Aug 03

Current project: Trinus Gyre, transforming your Android into an Oculus Rift

I’ve recently been working in a project that got me quite excited, and I think it is time to share a bit 🙂
I’ve been fooling around with the idea for quite a long time now, and on and off was trying to find the right mixture of software and hardware from different sources.
The idea, yes, well, basically: I wanted a setup for playing VR games, something like Oculus Rift or the likes but on the cheap/DIY.
The thing is, it is not hard to realize that most of the hardware for such a head mounted display is already available on a modern smartphone. The main issue is putting the software together to get it working. A bit more than a year ago I got an OpenDive, a headset carcass for your phone. I played a bit with it, tried different tech demos for it, combined with video streaming apps like Kainy but that’s about it… I didn’t get anything really worth using so I dropped the project.
Until recently. After I heard about the Google Cardboard project I thought a bit more about it, searched again for cool options but couldn’t find a proper solution, that is, a mixture that would let me play PC games immersing through a head tracking, 3D display headset. Again, nothing properly working… you would thing somebody would have made something about it (maybe they have and I didn’t google hard enough). Point in case, I decided to go ahead and build the software to be able to use my phone as a 3D display and head tracking device that I could mount on the OpenDive.
And I have something quite promising at this point, I mean the game choices are a bit limited (some have head tracking support, some have 3D view support, and a few have both), and there is room for improvement to make it more compatible and reliable, but here you can see what I have managed so far:

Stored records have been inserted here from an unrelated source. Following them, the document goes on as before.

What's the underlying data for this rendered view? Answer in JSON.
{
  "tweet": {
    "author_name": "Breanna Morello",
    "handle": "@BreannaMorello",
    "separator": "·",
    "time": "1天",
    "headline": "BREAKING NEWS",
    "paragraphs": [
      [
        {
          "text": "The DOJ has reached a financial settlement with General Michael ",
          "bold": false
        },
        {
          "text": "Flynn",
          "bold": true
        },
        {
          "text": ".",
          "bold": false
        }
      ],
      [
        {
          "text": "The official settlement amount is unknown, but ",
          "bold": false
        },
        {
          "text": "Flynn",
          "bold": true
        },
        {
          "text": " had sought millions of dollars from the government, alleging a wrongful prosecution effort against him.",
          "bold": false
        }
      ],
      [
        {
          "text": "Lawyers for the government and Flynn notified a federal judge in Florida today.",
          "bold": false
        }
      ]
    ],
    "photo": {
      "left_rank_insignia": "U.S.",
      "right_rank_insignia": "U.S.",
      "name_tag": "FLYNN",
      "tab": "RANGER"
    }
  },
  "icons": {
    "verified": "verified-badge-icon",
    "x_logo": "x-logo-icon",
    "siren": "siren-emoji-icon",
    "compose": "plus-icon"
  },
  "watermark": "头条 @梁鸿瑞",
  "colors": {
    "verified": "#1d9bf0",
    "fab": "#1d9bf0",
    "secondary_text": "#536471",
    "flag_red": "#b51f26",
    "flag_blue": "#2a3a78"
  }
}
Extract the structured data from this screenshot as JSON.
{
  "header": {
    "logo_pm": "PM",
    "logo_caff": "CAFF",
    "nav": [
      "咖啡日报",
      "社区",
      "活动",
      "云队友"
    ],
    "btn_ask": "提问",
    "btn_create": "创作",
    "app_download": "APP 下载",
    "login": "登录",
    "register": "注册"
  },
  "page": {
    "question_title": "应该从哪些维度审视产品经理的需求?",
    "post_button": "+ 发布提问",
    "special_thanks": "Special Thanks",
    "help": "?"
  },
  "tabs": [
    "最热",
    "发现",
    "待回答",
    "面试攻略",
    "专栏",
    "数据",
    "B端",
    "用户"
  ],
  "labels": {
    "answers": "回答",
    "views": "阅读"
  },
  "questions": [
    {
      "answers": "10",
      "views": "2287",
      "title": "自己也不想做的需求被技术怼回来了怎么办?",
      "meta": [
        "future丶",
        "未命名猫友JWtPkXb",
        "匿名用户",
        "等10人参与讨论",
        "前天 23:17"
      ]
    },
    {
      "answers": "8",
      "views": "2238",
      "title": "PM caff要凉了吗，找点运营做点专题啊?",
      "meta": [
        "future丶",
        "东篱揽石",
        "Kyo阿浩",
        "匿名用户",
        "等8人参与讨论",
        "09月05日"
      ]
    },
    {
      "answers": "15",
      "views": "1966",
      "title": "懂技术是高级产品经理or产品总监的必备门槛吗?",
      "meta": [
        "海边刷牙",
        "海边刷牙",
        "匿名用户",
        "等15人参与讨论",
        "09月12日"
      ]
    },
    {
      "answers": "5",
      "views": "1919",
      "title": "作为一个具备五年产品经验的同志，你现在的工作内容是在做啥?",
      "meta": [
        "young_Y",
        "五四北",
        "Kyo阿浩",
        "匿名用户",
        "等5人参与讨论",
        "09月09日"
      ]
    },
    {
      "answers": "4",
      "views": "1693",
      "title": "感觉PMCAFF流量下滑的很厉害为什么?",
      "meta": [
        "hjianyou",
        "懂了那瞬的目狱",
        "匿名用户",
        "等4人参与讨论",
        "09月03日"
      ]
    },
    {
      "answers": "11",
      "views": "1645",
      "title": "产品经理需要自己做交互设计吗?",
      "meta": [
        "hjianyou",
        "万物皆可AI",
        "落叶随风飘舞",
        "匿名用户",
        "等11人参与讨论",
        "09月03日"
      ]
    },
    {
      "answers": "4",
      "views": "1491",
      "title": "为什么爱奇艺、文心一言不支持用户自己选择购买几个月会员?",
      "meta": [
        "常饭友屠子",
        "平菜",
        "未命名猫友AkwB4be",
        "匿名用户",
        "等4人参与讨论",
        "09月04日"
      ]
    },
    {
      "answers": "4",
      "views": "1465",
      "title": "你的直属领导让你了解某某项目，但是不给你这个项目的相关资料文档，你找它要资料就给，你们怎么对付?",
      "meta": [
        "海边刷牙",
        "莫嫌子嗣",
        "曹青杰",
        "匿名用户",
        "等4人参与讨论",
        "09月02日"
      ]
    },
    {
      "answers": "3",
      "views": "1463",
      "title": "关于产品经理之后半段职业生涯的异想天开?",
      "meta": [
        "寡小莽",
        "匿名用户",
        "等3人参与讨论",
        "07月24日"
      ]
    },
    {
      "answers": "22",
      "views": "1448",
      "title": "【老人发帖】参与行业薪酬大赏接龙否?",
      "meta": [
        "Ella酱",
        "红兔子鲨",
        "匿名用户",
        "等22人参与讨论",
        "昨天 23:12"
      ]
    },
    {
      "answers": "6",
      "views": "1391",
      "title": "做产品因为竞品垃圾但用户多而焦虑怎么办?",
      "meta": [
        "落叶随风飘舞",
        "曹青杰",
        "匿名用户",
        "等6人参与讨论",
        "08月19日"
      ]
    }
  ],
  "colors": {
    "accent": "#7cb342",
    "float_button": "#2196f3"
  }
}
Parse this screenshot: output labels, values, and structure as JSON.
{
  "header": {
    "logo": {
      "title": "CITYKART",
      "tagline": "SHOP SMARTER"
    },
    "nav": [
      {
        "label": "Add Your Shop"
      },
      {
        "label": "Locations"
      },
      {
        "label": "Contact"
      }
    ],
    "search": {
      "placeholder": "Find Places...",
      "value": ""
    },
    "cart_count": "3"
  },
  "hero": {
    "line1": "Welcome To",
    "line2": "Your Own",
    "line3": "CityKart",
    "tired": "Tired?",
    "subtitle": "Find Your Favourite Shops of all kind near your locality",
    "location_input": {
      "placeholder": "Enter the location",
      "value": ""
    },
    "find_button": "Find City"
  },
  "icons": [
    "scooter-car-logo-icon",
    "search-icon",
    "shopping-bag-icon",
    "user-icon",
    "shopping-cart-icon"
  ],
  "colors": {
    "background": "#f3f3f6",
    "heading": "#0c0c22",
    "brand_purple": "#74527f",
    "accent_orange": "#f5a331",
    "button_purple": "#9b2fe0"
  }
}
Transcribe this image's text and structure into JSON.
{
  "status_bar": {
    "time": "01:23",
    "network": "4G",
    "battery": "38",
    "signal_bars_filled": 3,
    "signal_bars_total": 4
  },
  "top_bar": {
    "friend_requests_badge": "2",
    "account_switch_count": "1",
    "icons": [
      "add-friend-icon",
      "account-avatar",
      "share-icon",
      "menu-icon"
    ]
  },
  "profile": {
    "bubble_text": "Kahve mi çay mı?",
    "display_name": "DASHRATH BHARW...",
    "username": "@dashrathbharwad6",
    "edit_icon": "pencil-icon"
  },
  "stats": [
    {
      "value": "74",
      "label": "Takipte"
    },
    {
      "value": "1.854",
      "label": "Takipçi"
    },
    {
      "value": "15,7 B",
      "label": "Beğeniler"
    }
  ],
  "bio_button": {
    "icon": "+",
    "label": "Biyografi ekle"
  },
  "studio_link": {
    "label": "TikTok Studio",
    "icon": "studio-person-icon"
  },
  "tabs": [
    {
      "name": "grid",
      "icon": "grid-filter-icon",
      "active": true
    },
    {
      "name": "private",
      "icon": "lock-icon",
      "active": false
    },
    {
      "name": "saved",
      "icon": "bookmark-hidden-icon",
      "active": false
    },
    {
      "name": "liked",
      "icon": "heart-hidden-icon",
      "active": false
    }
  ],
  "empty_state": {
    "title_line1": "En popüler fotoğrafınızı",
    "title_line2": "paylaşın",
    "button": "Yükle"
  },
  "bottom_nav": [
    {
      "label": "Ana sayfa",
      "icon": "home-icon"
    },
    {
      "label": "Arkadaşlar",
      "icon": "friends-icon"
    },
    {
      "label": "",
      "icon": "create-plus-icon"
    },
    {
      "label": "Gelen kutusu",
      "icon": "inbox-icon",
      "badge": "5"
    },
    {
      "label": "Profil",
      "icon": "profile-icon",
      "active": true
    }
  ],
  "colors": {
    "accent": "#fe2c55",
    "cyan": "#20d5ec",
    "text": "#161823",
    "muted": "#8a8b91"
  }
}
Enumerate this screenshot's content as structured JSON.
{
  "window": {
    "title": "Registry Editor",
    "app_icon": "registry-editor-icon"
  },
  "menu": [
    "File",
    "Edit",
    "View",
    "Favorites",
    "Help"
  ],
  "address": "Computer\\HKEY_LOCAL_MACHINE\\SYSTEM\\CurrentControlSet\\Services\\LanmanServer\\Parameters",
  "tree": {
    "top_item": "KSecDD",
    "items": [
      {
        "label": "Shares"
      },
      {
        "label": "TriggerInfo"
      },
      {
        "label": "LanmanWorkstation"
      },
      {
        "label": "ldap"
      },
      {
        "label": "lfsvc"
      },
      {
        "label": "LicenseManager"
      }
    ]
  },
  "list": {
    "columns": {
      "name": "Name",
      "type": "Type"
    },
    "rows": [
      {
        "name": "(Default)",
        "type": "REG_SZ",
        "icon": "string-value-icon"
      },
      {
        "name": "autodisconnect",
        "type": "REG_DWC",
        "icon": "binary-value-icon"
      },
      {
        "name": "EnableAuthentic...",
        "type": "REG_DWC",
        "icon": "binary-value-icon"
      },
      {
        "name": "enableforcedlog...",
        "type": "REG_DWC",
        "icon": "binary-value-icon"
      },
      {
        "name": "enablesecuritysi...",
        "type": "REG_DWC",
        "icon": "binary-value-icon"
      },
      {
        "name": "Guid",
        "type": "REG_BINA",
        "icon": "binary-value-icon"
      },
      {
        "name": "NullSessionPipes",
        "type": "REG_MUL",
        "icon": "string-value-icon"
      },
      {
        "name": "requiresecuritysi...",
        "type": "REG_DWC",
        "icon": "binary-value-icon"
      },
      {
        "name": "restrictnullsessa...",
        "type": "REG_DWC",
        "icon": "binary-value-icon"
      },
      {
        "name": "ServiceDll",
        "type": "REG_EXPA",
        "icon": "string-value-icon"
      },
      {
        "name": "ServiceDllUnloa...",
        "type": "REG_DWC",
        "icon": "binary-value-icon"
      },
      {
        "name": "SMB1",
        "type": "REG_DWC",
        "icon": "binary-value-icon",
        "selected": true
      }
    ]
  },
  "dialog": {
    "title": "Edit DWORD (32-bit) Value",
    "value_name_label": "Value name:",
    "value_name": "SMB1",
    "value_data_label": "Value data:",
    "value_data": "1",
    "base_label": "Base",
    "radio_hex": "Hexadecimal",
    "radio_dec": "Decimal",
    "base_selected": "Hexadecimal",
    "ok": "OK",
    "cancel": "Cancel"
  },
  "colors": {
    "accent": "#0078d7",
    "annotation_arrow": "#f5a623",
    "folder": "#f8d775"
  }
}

If you would be interested in trying yourself, head to this page for instructions and download links, hopefully you can bring me some feedback and maybe find other games that can work with it.
Here’s the list of requirements to get up and running:
– My video server and Android app
– Opentrack (it might work with FacetrackNoIR too, but I stopped using it because of the mapping limitations for the yaw/pitch/roll angles)
– Some 3D game with Freetrack support (FlightGear and Simconnect should do too). Arma 2, Condor gliding simulator and Rise of Flight worked for me. Also used Grid and Dear Esther for testing (no head tracking support though)
– Of course, you will need a headset holder for your phone. You can make your own, buy a Google Cardboard (plenty of places online) or a Durovis Dive
– Optionally, you can use TriDef (doesn’t work very well atm, because of the fullscreen requirement) or Vireio perception (I liked that one, it is a work in progress but it is free) for stereoscopic view

On the hardware side, you need a PC, an Android device and a network connecting them both.

Jun 10

New Netslide

Well, not really a game, but still a good excuse to show life signs.

Netslide was my first Android project, initially meant for personal use. The app would display a slideshow with content on your network (instead of just the device storage), something that didn’t exist in the market at the time.

Other projects and interests kept me away of this project, despite user requests and complains, but I have finally taken the time to do a big improvement on this one!

Some of the new features include: slideshows from RSS feeds (so sources like Flickr or Instagram can be used), geolocation map, exif comments, … and plenty more!

So what are you waiting for, go to Play and give it a try.

(Hopefully there are not many bugs and I can get back to another semi-abandoned project, this time a neat racing game based on Unity)

Jun 03

Me too…

recently I upgraded my phone to Android ICS, and it was all good and fun until, during a social event, I realized one of my old projects, MeToo, wouldn’t work anymore. That I didn’t like.

MeToo is a simple photo taking app for Android that uses both the front and back camera to take two pictures and merge them. The aim of the app is to be included in the picture that you take: have you noticed that you usually don’t show up in your photos? that’s because you are on the wrong side of the camera (you’ve been wondering about that, haven’t you?). With this app you can take a crowd picture of your family and friends (or colleagues, or bare acquaintances) and be included in it!

So, with a long weekend ahead, I decided to take a detour from current Odd sheep projects and fix the old code. It should now play nice on any Android device with Gingerbread (2.3) or later… as long as it has two cameras. So go get it now while stocks last!